The little town of Adaminaby in Australia's Snowy Mountains was drowned in 1958 to create a massive artificial lake. Buildings were moved to higher ground, where a new settlement sprang up, and what was left disappeared into a watery grave.
Half a century later, the ruins of the abandoned township have emerged, as a result of the prolonged drought crippling much of Australia. Lake Eucumbene has dropped by 36 metres, revealing remnants of the life that Adaminaby residents left behind, petrified in a mud-encrusted time capsule.
The receding waters have exposed rusting machinery, broken bedsteads, old bottles, tyres, smashed crockery, and even the odd shoe. Brickwork, the stone foundations and doorsteps of dismantled houses can be seen. The Catholic church's staircase and two gateposts have reappeared.
Greg Russell, 82, grew up nearby. Two of his children were baptised in the church. In his youth he went to dances in town on Saturday nights. Wandering among the ruins, dotted with the blackened skeletons of trees, has been an eerie experience.
"It makes me feel nostalgic for a place that doesn't exist any more," said Mr Russell, whose family has farmed sheep and cattle in the area for four generations. "Me and my wife virtually grew up there. To see it like that, it makes us feel sad."

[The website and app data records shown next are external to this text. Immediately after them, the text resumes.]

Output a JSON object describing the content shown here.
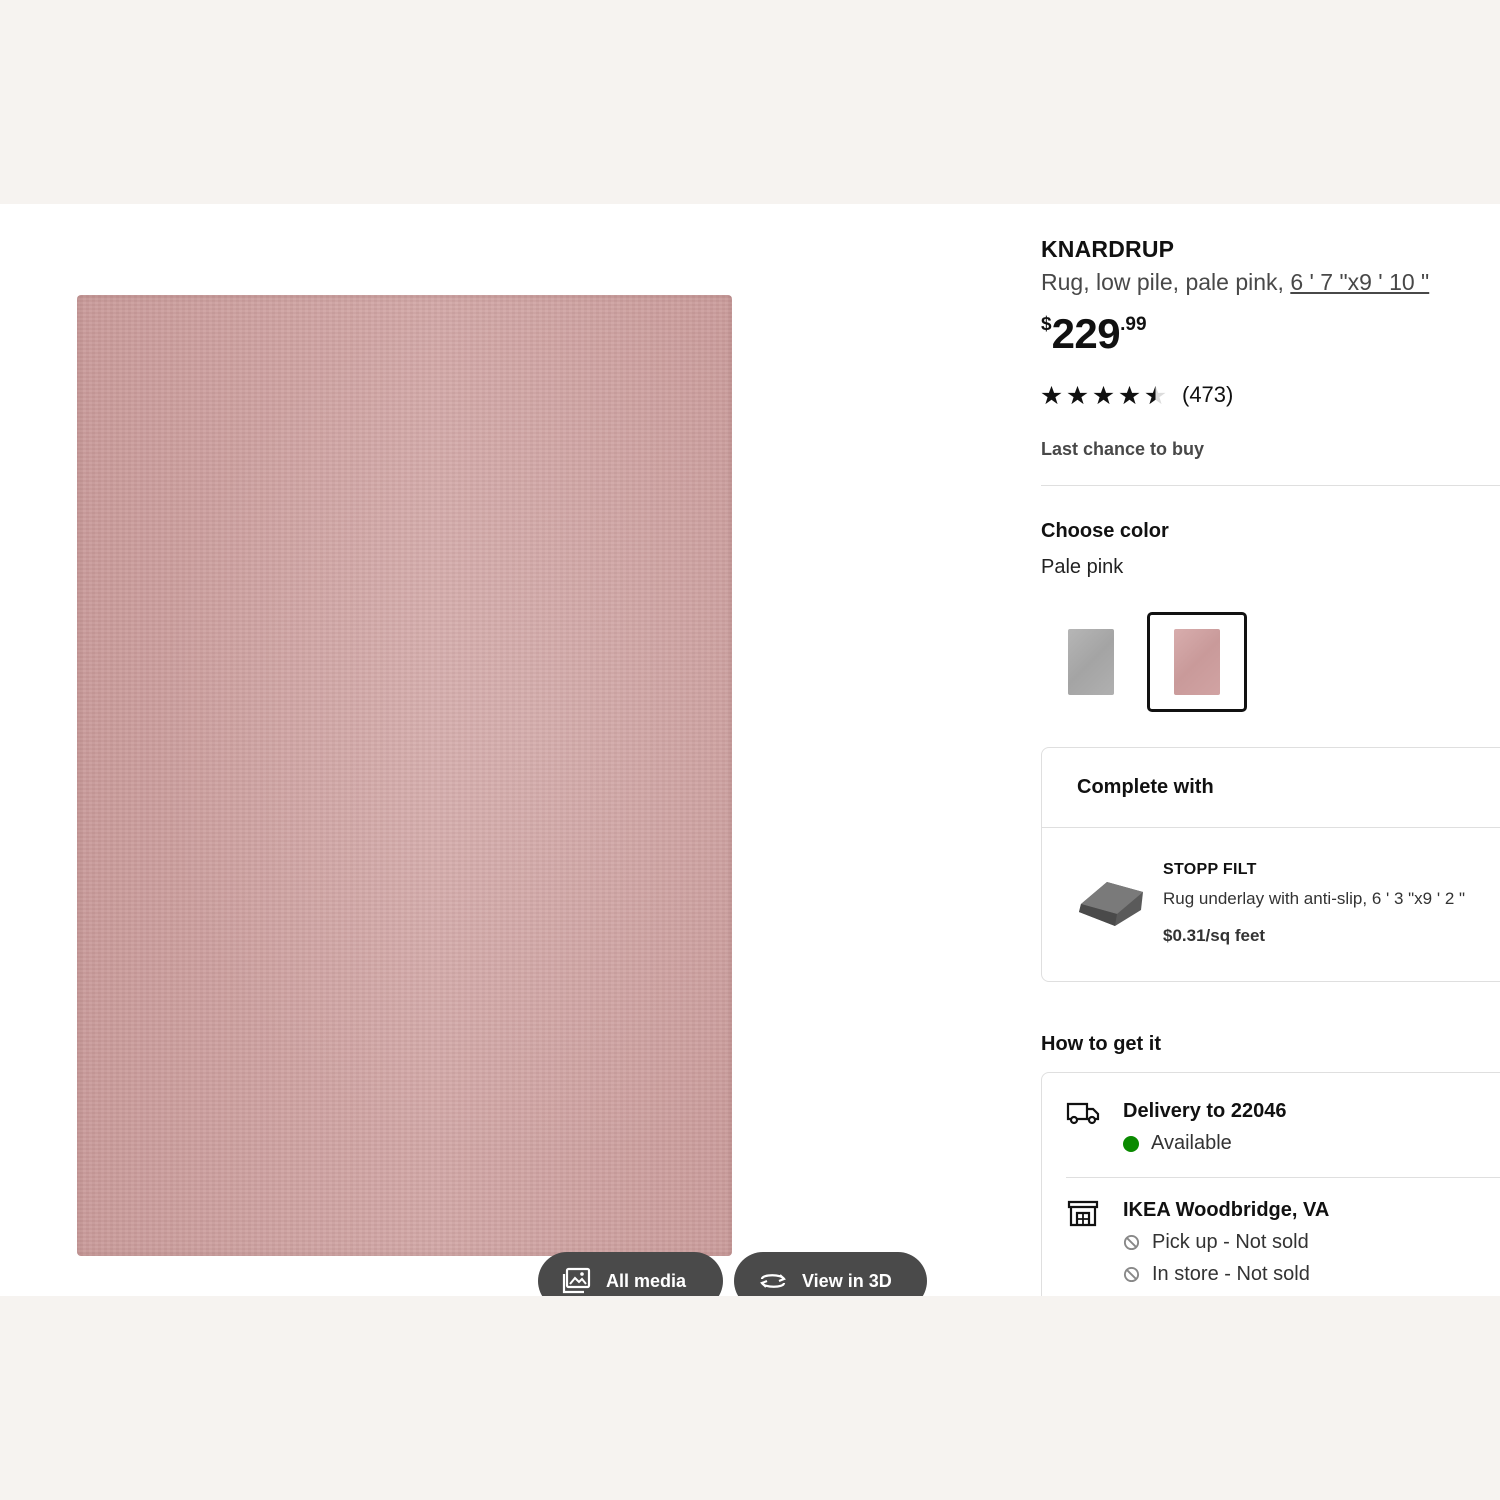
{
  "product": {
    "name": "KNARDRUP",
    "description": "Rug, low pile, pale pink,",
    "size_link": "6 ' 7 \"x9 ' 10 \"",
    "price": {
      "currency": "$",
      "integer": "229",
      "decimal": ".99"
    },
    "rating": {
      "value": 4.5,
      "max": 5,
      "count": "(473)"
    },
    "notice": "Last chance to buy"
  },
  "media_buttons": {
    "all_media": "All media",
    "view_3d": "View in 3D"
  },
  "color": {
    "heading": "Choose color",
    "selected": "Pale pink",
    "options": [
      {
        "name": "grey",
        "hex": "#acacac"
      },
      {
        "name": "pale pink",
        "hex": "#cfa1a0",
        "selected": true
      }
    ]
  },
  "complete_with": {
    "heading": "Complete with",
    "item": {
      "name": "STOPP FILT",
      "description": "Rug underlay with anti-slip, 6 ' 3 \"x9 ' 2 \"",
      "price": "$0.31/sq feet"
    }
  },
  "how_to_get": {
    "heading": "How to get it",
    "delivery": {
      "title": "Delivery to 22046",
      "status": "Available",
      "status_color": "#0a8a00"
    },
    "store": {
      "title": "IKEA Woodbridge, VA",
      "pickup": "Pick up - Not sold",
      "in_store": "In store - Not sold"
    }
  },
  "colors": {
    "page_background": "#f6f3f0",
    "panel_background": "#ffffff",
    "button_dark": "#4a4a4a",
    "rug": "#cfa1a0"
  }
}
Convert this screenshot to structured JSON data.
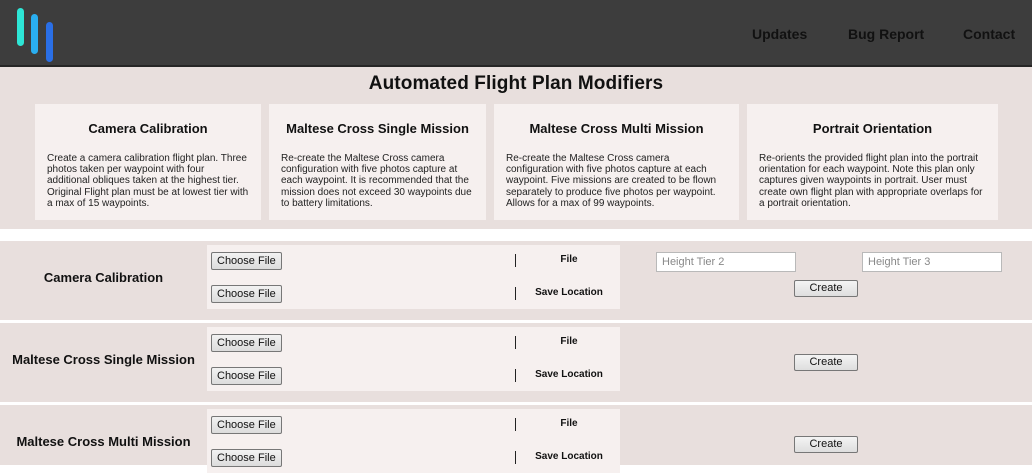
{
  "nav": {
    "links": [
      {
        "label": "Updates"
      },
      {
        "label": "Bug Report"
      },
      {
        "label": "Contact"
      }
    ]
  },
  "brand": {
    "logo_colors": [
      "#2ee6d6",
      "#2aaef0",
      "#2a6fe6"
    ]
  },
  "hero": {
    "title": "Automated Flight Plan Modifiers",
    "cards": [
      {
        "title": "Camera Calibration",
        "description": "Create a camera calibration flight plan. Three photos taken per waypoint with four additional obliques taken at the highest tier. Original Flight plan must be at lowest tier with a max of 15 waypoints."
      },
      {
        "title": "Maltese Cross Single Mission",
        "description": "Re-create the Maltese Cross camera configuration with five photos capture at each waypoint. It is recommended that the mission does not exceed 30 waypoints due to battery limitations."
      },
      {
        "title": "Maltese Cross Multi Mission",
        "description": "Re-create the Maltese Cross camera configuration with five photos capture at each waypoint. Five missions are created to be flown separately to produce five photos per waypoint. Allows for a max of 99 waypoints."
      },
      {
        "title": "Portrait Orientation",
        "description": "Re-orients the provided flight plan into the portrait orientation for each waypoint. Note this plan only captures given waypoints in portrait. User must create own flight plan with appropriate overlaps for a portrait orientation."
      }
    ]
  },
  "sections": [
    {
      "title": "Camera Calibration",
      "file_button": "Choose File",
      "file_label": "File",
      "save_button": "Choose File",
      "save_label": "Save Location",
      "height_tier_2_placeholder": "Height Tier 2",
      "height_tier_3_placeholder": "Height Tier 3",
      "create_label": "Create"
    },
    {
      "title": "Maltese Cross Single Mission",
      "file_button": "Choose File",
      "file_label": "File",
      "save_button": "Choose File",
      "save_label": "Save Location",
      "create_label": "Create"
    },
    {
      "title": "Maltese Cross Multi Mission",
      "file_button": "Choose File",
      "file_label": "File",
      "save_button": "Choose File",
      "save_label": "Save Location",
      "create_label": "Create"
    }
  ]
}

Adaminaby, lying in a valley in southern New South Wales, was flooded as part of the Snowy Mountains hydro-electric scheme, one of the world's biggest civil engineering projects, which employed thousands of post-war European migrants. It took 25 years to complete, and occupies an important place in Australian social history.
About 100 buildings in Adaminaby were moved, and the rest were knocked down. Another township, Jindabyne, was drowned to create a lake, but the buildings were left standing.
Lake Eucumbene, behind the largest earthen dam in the southern hemisphere, can hold eight times the volume of Sydney Harbour, attracting sailors and trout fishermen. But with Australia in almost permanent drought for five years, it has shrunk to 22 per cent of its capacity. The ruins of Adaminaby have appeared gradually, and are now visible in their entirety.
In the middle of a desert-like landscape lies a marooned yacht. Since the township was exposed, so many scavengers have been drawn there that local authorities have employed security guards.
Leigh Stewart, 76, grew up in Adaminaby. In the 1950s they demolished his house and salvaged the bricks. "It's been interesting to walk round, but there's no sorrow. The saddest thing about the level of the lake is the drought. We need rain."